The $7.1 billion state budget Governor Mary Fallin signed in June 2015 included deep cuts to the Oklahoma Department of Tourism and Recreation — the agency that runs the state park system. That could mean some parks will have to be closed or transferred to new operators, and some eastern Oklahoma lawmakers are fuming.
An Oklahoma Corporation Commission Administrative Law Judge recommended state regulators reject several “major portions” of Oklahoma Gas & Electric’s proposal to recover environmental compliance costs. Continue Reading
“Calculating losses?” [Robert Stelle] said. ”That is wasting my time. Crop insurance isn’t readily available or easily affordable. Seeds are cheap, so you start over.”
When Governor Mary Fallin signed the $7.1 billion budget earlier this week, the Oklahoma Scenic Rivers Commission took a big cut. It’s a small state agency with a big job: overseeing hundreds of miles of river and roads in northeast Oklahoma with dwindling resources.
Gov. Mary Fallin on May 29 signed into law a bill preventing towns, cities and counties from banning hydraulic fracturing and other oil and gas activities.
Given the choice between the crippling drought of the past nearly 5 years and the ongoing threat of flooding Oklahoma farmers and ranchers are currently dealing with, Chris Kirby with the Oklahoma Wheat Commission says she’ll take the rain every time.
“I’ve heard some people say, ‘well, I don’t want to complain about the rain, because the last time I did, it quit raining for six years,” Kirby tells StateImpact.
But flooding has becoming a big problem for the agriculture industry, and, as The Oklahoman‘s Silas Allen reports, is cutting into what was expected to be a much better wheat crop compared to the past few years: Continue Reading
Two burly men armed with sledgehammers take turns bashing a khaki-colored steel flange fastened to a pipe in the middle of a soggy, gravely lot near Wakita in northwestern Oklahoma.
The U.S. Environmental Protection Agency’s Waters of the United States Rule — also known as the Clean Water Rule — attempts to clarify which bodies of water qualify for federal protection — which ones are streams, which ones are tributaries, whether pollution dumped into one stream will trickle into another — that sort of thing.

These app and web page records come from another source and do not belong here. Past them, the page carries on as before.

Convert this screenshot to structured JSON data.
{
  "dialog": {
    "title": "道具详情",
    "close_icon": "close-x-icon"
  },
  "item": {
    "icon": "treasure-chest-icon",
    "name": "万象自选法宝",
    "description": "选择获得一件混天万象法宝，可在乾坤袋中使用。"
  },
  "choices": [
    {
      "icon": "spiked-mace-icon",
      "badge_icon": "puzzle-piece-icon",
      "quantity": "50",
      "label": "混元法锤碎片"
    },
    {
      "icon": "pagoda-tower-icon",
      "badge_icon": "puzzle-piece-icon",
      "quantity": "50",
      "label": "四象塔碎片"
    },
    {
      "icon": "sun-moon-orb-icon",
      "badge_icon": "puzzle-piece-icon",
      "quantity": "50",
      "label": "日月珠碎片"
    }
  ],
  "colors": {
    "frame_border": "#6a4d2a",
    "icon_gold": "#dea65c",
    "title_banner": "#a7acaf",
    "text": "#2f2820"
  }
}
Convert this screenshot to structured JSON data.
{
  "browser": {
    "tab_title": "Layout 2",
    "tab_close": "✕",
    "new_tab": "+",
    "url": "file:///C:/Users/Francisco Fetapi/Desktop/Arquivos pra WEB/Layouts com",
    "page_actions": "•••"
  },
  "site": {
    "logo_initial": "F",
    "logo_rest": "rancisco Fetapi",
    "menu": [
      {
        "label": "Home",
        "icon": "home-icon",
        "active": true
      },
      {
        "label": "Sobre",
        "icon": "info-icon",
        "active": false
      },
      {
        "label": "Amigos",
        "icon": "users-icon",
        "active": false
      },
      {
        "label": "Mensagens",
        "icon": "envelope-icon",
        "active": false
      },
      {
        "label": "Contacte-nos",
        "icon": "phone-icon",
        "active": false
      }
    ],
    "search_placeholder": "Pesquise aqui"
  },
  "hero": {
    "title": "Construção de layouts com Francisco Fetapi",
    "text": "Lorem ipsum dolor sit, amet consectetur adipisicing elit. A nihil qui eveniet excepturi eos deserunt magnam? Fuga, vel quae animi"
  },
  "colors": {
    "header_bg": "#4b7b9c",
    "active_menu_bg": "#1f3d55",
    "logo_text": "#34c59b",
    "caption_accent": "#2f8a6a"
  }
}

But what the EPA says is nothing more than a tweak to current rules that farmers won’t event notice, opponents say is a vast federal government overreach that will extend to every pond and ditch in the country. Continue Reading